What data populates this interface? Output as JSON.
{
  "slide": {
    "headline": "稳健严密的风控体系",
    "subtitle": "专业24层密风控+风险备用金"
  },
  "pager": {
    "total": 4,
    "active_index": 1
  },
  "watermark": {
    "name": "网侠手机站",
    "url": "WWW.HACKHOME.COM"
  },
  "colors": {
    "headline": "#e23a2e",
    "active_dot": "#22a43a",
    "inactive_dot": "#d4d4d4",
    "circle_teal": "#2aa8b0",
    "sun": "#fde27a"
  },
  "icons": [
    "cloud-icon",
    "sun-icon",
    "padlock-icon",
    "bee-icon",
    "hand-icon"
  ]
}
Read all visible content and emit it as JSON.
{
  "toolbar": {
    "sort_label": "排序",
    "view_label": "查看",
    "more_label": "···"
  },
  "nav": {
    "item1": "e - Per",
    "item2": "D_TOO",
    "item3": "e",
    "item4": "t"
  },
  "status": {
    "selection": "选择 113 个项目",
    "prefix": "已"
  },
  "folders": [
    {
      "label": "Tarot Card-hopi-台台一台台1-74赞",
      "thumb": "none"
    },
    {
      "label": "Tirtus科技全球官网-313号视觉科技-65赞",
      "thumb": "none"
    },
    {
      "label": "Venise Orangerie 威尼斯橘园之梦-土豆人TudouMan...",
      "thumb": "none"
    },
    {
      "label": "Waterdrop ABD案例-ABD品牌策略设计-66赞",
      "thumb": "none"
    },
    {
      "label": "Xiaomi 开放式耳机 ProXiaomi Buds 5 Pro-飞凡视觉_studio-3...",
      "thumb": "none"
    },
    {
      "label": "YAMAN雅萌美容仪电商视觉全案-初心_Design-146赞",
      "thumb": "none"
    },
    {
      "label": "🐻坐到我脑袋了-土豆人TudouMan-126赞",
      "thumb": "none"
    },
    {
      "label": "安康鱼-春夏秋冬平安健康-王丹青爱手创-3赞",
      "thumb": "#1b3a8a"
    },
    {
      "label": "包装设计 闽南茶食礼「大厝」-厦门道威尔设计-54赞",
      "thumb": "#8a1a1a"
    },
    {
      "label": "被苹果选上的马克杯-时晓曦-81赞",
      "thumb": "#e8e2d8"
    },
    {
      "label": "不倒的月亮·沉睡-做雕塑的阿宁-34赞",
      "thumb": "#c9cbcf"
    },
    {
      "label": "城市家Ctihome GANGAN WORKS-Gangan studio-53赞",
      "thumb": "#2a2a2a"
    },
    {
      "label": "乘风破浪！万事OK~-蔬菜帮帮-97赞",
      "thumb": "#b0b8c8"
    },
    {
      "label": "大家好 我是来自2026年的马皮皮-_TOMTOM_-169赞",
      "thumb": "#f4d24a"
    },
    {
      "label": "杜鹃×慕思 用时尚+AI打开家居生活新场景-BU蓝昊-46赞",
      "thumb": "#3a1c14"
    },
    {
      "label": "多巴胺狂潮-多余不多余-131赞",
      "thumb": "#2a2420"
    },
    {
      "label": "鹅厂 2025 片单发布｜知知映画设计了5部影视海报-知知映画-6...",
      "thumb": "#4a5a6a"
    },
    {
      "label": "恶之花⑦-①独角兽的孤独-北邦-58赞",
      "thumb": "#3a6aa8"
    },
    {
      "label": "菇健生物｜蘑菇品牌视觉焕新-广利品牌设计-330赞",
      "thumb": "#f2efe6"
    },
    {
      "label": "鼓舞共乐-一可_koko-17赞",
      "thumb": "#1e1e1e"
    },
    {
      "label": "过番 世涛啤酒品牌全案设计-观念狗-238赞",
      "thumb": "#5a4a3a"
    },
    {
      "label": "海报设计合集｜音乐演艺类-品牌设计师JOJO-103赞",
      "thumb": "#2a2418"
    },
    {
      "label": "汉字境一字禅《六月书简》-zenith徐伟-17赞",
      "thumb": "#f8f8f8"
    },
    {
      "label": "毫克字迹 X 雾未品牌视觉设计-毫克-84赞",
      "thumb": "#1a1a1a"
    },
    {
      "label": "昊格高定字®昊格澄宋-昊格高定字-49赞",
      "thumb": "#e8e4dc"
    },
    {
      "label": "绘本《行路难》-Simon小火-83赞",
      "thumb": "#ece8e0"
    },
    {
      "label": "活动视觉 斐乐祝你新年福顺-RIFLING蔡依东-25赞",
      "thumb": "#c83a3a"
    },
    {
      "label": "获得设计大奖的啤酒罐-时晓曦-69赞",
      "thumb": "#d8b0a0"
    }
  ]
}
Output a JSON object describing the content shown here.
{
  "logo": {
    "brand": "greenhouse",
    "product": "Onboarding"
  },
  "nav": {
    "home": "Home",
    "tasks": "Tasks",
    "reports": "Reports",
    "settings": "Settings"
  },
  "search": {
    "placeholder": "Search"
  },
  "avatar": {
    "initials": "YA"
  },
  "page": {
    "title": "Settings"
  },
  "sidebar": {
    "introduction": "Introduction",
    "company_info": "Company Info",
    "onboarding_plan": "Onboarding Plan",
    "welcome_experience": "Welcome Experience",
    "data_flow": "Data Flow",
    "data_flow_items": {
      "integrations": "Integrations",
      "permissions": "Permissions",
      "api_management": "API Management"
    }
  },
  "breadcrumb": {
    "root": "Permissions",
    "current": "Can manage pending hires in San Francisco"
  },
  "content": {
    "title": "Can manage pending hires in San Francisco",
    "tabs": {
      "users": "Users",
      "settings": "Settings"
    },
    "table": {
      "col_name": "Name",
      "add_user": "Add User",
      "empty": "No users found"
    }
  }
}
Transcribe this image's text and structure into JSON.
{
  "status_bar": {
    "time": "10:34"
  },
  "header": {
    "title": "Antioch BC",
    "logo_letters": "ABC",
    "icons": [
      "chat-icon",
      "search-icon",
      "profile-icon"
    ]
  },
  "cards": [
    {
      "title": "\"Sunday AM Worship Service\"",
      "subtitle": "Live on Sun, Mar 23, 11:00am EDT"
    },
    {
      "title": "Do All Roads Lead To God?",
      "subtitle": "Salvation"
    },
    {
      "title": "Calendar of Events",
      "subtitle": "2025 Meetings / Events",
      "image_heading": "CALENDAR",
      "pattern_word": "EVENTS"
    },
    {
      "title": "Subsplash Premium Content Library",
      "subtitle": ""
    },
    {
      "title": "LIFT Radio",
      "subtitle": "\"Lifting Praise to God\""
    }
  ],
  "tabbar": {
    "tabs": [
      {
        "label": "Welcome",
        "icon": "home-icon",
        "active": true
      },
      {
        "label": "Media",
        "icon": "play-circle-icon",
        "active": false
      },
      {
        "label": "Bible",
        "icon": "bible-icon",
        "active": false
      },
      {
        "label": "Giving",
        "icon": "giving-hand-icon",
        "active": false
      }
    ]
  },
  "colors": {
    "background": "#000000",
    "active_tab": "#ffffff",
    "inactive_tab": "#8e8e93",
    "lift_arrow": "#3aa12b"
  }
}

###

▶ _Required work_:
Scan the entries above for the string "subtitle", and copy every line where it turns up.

▶ _Reply to the task_:
    "subtitle": "专业24层密风控+风险备用金"
      "subtitle": "Live on Sun, Mar 23, 11:00am EDT"
      "subtitle": "Salvation"
      "subtitle": "2025 Meetings / Events",
      "subtitle": ""
      "subtitle": "\"Lifting Praise to God\""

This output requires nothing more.